The obstacles facing Southern African-American women are especially severe. In 1999, the five worst states for African-American women's earnings were in the South. Southern black children are two times more likely than white kids to be poor. Despite this, the region has the lowest welfare benefits and some of the harshest sanctions in the country. Rascaun Ellis, an African-American woman from Mississippi, said this leaves many in her town, particularly young girls, feeling hopeless. She recalled that one of the brightest girls in her high school dropped out after getting pregnant. "She just accepted what she saw as her fate." Participants from Louisiana, where nearly 20 percent of women live in poverty, to Kentucky, where more than half of households headed by women have incomes below $15,000 a year, spoke of how poverty affected their everyday lives, from the roaches in their grocery store to the poorly funded city schools to the fact that it took one attendee's sister a year to recover from a minor injury because most doctors in her town of 17,000 were incompetent.
There's also the issue of political representation--or lack thereof. Alabama, Kentucky, Mississippi, South Carolina and Oklahoma have the fewest female state legislators in the country. Alabama, Mississippi, Kentucky, South Carolina, Tennessee and Virginia have never elected a female US senator. And most Southern women who do get elected are Republicans. In a report on the transformation of the Southern Democratic Party, in the November 2004 Journal of Politics, historian Merle Black notes that "seventy percent of all southern Democratic statewide officeholders in 2003 were white men, even though they comprised only 21 percent of the party in the electorate. White women and African Americans, men and women, continued to be greatly underrepresented among Democrats elected to statewide offices in comparison to their contributions to the grassroots southern Democratic Party."
Not all participants at the conference, however, rejected their position at the bottom of the political totem pole. Southerners, after all, have always seemed the most energized by local politics. During the three-day conference, I was bombarded with acronyms only a local (and a very particular one at that) would know: the MCIL, or Memphis Center for Independent Living; MAGY, the Memphis Area Gay Youth Center; the Defense Depot Memphis Tennessee Concerned Citizens' Committee (or DDMTCCC!), a local environmental group. While most were involved in women's issues--holding protests at anti-abortion centers that pose as clinics and volunteering at real ones--I met women who worked on voter registration drives, directed their own arts programs and wrote for small political publications. One organized a center for the rights of the disabled. And then there was the Christian housewife who occasionally left her Republican husband and kids at home so she could join a trio of activists who had undertaken the Sisyphean task of speaking against the Israeli occupation of Palestine. And the group from the University of Alabama, Birmingham, who put on orange vests to volunteer as escorts at an abortion clinic "just down the street from the one that was bombed."

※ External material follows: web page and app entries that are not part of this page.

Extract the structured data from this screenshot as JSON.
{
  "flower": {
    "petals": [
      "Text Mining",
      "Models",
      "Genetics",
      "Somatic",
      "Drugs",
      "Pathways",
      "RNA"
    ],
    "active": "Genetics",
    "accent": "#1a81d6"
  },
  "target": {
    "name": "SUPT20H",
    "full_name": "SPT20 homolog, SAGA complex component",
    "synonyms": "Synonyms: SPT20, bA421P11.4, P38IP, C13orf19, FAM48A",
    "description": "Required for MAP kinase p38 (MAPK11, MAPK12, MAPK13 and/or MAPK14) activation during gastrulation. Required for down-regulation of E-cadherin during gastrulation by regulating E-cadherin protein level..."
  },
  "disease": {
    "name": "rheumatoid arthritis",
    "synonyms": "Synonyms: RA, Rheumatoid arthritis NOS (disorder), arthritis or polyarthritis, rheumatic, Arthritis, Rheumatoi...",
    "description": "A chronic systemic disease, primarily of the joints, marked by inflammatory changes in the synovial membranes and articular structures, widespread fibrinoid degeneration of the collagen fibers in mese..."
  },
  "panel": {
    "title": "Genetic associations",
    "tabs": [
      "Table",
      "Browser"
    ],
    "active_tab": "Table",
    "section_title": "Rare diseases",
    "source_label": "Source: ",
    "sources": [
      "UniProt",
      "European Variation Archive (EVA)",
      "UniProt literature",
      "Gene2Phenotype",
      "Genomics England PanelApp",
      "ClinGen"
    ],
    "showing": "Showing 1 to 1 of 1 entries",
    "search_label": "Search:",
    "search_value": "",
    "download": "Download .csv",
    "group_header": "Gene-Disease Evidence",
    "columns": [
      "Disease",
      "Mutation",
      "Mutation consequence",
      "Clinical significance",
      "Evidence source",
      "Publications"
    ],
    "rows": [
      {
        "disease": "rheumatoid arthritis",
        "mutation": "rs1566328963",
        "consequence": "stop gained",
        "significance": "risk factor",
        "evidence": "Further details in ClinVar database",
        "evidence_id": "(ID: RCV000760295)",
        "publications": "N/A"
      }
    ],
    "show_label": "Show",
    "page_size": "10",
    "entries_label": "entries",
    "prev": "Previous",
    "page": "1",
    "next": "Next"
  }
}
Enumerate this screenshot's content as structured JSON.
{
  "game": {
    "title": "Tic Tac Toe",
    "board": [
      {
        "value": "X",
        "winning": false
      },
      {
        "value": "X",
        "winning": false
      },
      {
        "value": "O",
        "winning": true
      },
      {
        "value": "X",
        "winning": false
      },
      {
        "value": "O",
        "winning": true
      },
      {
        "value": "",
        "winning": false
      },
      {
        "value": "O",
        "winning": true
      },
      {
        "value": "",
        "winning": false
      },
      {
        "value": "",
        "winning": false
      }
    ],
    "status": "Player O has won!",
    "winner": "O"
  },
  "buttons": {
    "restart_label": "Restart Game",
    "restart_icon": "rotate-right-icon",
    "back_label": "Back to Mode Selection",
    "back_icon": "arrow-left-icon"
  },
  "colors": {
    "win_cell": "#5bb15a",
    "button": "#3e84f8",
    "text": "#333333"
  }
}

Often, there were more letters in their acronyms than women in their groups. Few had heard of The Nation. I doubt many could identify Gloria Feldt or Kim Gandy. They seemed to have become feminists by accident--through contact with a hippie aunt, a brazen high school teacher or, I heard again and again, the strongest women they knew: their mothers.